- Scott Elmquist
- Designer J. Rick Lunsford surveys the decorated rotunda of the Jefferson during the holidays last year.
Specifically, this involves strategically placing some 20 Christmas trees throughout the landmark, hanging 100 wreaths and draping hundreds of yards of garlands and innumerable strands of small, clear lights. In addition, hundreds of live poinsettias are imported to animate highly travelled areas.
For Lunsford, this tightly scheduled decorating effort requires militarylike precision that he honed during a generation of experience. Decor must be in place by the official Rotunda tree lighting, which is held the first Monday after Thanksgiving. That is Dec. 2 this year. The festivities are open to the public for the 33rd year with Santa and Mrs. Santa Claus presiding. For days to follow past New Year’s, thousands will flow through the hotel’s interconnected, multilevel lobbies.
Expect selfie gridlock.
Lunsford, who forages for new props and decor throughout the year, says “I have stacks of decorating magazines and books around me. I’ve visited many hotels to see their decorations including hotels in Paris, London, Los Angeles, San Francisco and New York.” He also watches decorating videos on YouTube in search of new ideas. While his annual design plan is set by October, he says decorations are pulled out of storage to be refreshed in early November.
With his characteristic broad smile, Lunsford calls himself the head elf, and acknowledges others who assist in decorating. In addition to designers Ron Beatty and William Grizzard, five other elves rework wreaths, fashion centerpieces and make bows.
Installation swings into gear on Thanksgiving weekend. “The Friday after Thanksgiving is our really big day,” he says. The 30-foot tree in the Rotunda goes up then, an eight-hour operation. “An outside crew assembles and decorates the tree. With a 35-foot lift, it’s safer to have professionals take care of that. We assist with six or more helpers on the floor adding bows and ornaments, and handing them up.”
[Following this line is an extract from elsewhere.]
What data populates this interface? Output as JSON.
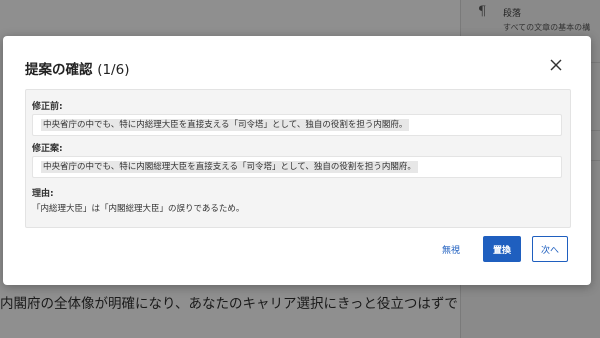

The Rotunda’s grand staircase is a nationally known architectural highlight of the interior and Lunsford says he usually decorates it himself.
“It is thought that the staircase was the inspiration for [Scarlett O’Hara’s Atlanta home in] ‘Gone With the Wind,’” wrote Richmond author John Edmonds, in his recently published book, ‘Where Scarlet Never Fell,’ a semiautobiographical account of working as a desk clerk at the Jefferson in the 1970s. “The staircase in Hollywood is probably long gone, and this is as closes as any of us is going to get to it. It might as well have been where Scarlett fell.”
The Saturday after Thanksgiving is another full day of decorating and fine-checking details at the staircase and points beyond.
Lunsford’s studied fine arts in college and he once worked in display at Miller & Rhoads, a major Richmond-based department store chain. Its colorful East Grace Street display windows at the holidays featured electric railroads, animated snowscapes as well as nativity scenes before the company closed in 1990, after 105 years of operation.
Lunsford began his career at the Jefferson 21 years ago when he established Blooms, an in-house florist shop that catered primarily to weddings and special occasions at the hotel. Gradually, he added home decor and accessories to the merchandise mix. As the holidays approach, he switches to holiday merchandise.
While Lunsford and team are decorating the classically inspired public spaces, Jefferson chef Sara Ayyash and her crew are creating an elaborate culinary display-- expect gingerbread and spun sugar — that is unveiled just outside the hotel’s Lemaire restaurant the same evening as the tree lighting.
That many folks put a visit to the Jefferson at the top of their holiday agenda each year is a high compliment, Lunsford says: “The steady flow of guests only enhances the excitement of the season to me.”
He smiles when asked about seasonal decor at his house in the Sherwood Park neighborhood on the North Side. “Oh, your home must be gorgeous at Christmas,’” he often hears. “Yes, there is a wreath on the door and a tree,” he says, adding: “Let’s call it subdued.”
He spends Christmas day at his family’s farm in Pittsylvania County.
The Jefferson tree-lighting ceremony is Monday, Dec. 2, at 5 p.m. Free admission. At noon during the season, Music at Midday programs will be presented in the lobby featuring local performance groups. The displays remain until Sunday, Jan. 5.Back to the Holiday Almanac